An enzyme could make a dream come true for the energy industry: it can efficiently produce hydrogen using electricity, and it can also generate electricity from hydrogen. The enzyme is protected by incorporating it into a polymer. An international research team with significant participation of scientists from the Technical University of Munich (TUM) presented the system in the scientific journal Catalysis of nature.
Fuel cells turn hydrogen into electricity, while electrolysers use electricity to split water to produce hydrogen. Both need platinum, a rare and therefore expensive precious metal, as a catalyst. Nature created a different solution: enzymes, called hydrogenases. They catalyze the conversion of hydrogen very quickly and with almost no loss of energy.
However, in the past, these biocatalysts were not considered suitable for industrial use due to their high sensitivity to oxygen. Now, a research team from the Technical University of Munich (TUM), the Ruhr-Universität Bochum (RUB), the National Center for Scientific Research (CNRS) in Marseille and the Max-Planck Institute for conversion chemical energy has succeeded in integrating the sensitive enzymes into a protective polymer in a way that makes them viable for use in the technical conversion of hydrogen.
Sustainability vs activity
“When sensitive hydrogenases are integrated into appropriate polymers, they continue to work for several weeks, even in the presence of oxygen,” explains Nicolas Plumeré, professor of electrobiotechnology at TUM Campus Straubing for biotechnology and sustainable development. “Without this protection, they lose their activity in a matter of minutes.”
The incorporation of hydrogenases into polymers whose side chains can transfer electrons, called redox polymers, nevertheless had two decisive drawbacks: a high level of resistance counterbalanced the flow of electrons through the redox polymer. This required the investment of energy which was then lost in the form of heat. And the integrated hydrogenases have completely lost their ability to generate hydrogen.
Fine tuning potential
With intelligent selection of the right polymer side chains, the research team has now succeeded in tuning the redox potential of the polymer such that only a small surge is needed to overcome the resistance.
More detailed research then revealed that the side chain potential had shifted slightly to positive values due to the embedding in the polymer matrix. In another attempt, they used a side chain with a corresponding negative potential. This trick was the breakthrough: the hydrogenase was now able to catalyze the reaction in both directions without wasting energy.
Biocatalyst for hydrogen conversion
Using this system, the research team then built a fuel cell, in which oxygen is reduced by the bilirubin oxidase enzyme from the bacterium Myrothecium verrucaria, while the hydrogenase embedded in the polymer film oxidizes it. hydrogen from the bacterium desulfovibrio desulfuricans, generating electricity in the process. .
The cell reaches a value, with an open circuit voltage of 1.16 V, the highest ever measured for a system of this type and close to the thermodynamic maximum. With three milliamps per square centimeter, the cell achieves a very high power density for biological cells at the same time.

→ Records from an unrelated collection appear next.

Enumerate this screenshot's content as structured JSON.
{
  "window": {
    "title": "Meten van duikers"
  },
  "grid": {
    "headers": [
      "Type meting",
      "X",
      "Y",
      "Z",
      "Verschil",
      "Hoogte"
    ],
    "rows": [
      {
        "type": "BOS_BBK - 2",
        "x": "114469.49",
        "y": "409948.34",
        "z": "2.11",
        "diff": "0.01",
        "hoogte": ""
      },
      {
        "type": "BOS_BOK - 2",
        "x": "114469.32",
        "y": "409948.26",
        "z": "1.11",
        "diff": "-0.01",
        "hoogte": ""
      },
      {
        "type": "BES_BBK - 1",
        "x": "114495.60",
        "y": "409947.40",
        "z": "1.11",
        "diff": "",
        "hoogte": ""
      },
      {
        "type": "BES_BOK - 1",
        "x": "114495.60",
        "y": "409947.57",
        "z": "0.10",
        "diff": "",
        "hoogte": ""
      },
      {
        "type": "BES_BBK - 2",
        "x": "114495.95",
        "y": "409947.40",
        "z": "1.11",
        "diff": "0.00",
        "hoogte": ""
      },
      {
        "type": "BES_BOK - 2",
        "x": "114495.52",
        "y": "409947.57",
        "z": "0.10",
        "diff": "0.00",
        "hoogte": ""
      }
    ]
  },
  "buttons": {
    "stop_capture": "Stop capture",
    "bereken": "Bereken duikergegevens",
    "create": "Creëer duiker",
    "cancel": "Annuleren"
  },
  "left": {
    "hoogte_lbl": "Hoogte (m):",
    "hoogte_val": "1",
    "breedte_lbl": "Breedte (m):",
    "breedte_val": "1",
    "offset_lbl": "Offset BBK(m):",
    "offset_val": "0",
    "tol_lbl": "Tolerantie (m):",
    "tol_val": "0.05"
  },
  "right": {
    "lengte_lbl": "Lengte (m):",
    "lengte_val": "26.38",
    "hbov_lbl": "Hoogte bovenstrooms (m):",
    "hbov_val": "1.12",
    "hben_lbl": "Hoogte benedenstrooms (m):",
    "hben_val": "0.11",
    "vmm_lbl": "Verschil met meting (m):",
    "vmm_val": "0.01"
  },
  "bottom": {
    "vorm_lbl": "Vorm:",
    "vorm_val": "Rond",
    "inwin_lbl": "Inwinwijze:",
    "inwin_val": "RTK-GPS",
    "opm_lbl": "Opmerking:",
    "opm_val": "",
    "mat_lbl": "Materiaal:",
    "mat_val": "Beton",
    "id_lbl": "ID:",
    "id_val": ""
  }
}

The system can also be used for the reverse reaction, producing hydrogen by consuming electrons: the energy conversion efficiency is close to 100%, even with power densities above four milliamps per square centimeter.
Master plan for new biocatalysts
“Reducing energy loss has two decisive advantages,” explains Nicolas Plumeré. “First, it makes the system much more efficient; second, the heat generated in a fuel cell at high performance levels would be a problem for biological systems.”
In order to make their system competitive with systems using platinum-based catalysts, the team’s ongoing research is now focused on improving the stability of hydrogenases at higher power densities.
In addition, the results can also be transferred to other highly active but sensitive catalysts for energy conversion and electrosynthesis. The direct targets here are primarily the carbon dioxide reducing enzymes that can use electricity to produce liquid fuels or intermediates from carbon dioxide.
The research was funded by a start-up grant from the European Research Council (ERC), by the National Center for Scientific Research (CNRS) and Aix Marseille University, the German Research Foundation (DFG) co-funded with the Agency National Research, the DFG priority program “Iron – Sulfur for life” (SPP 1927), the company Max Planck and in the case of the RESOLV center of excellence of the Federal Ministry of Education and Research (BMBF) within the framework of the excellence strategy of the Federal Government and German Federal States.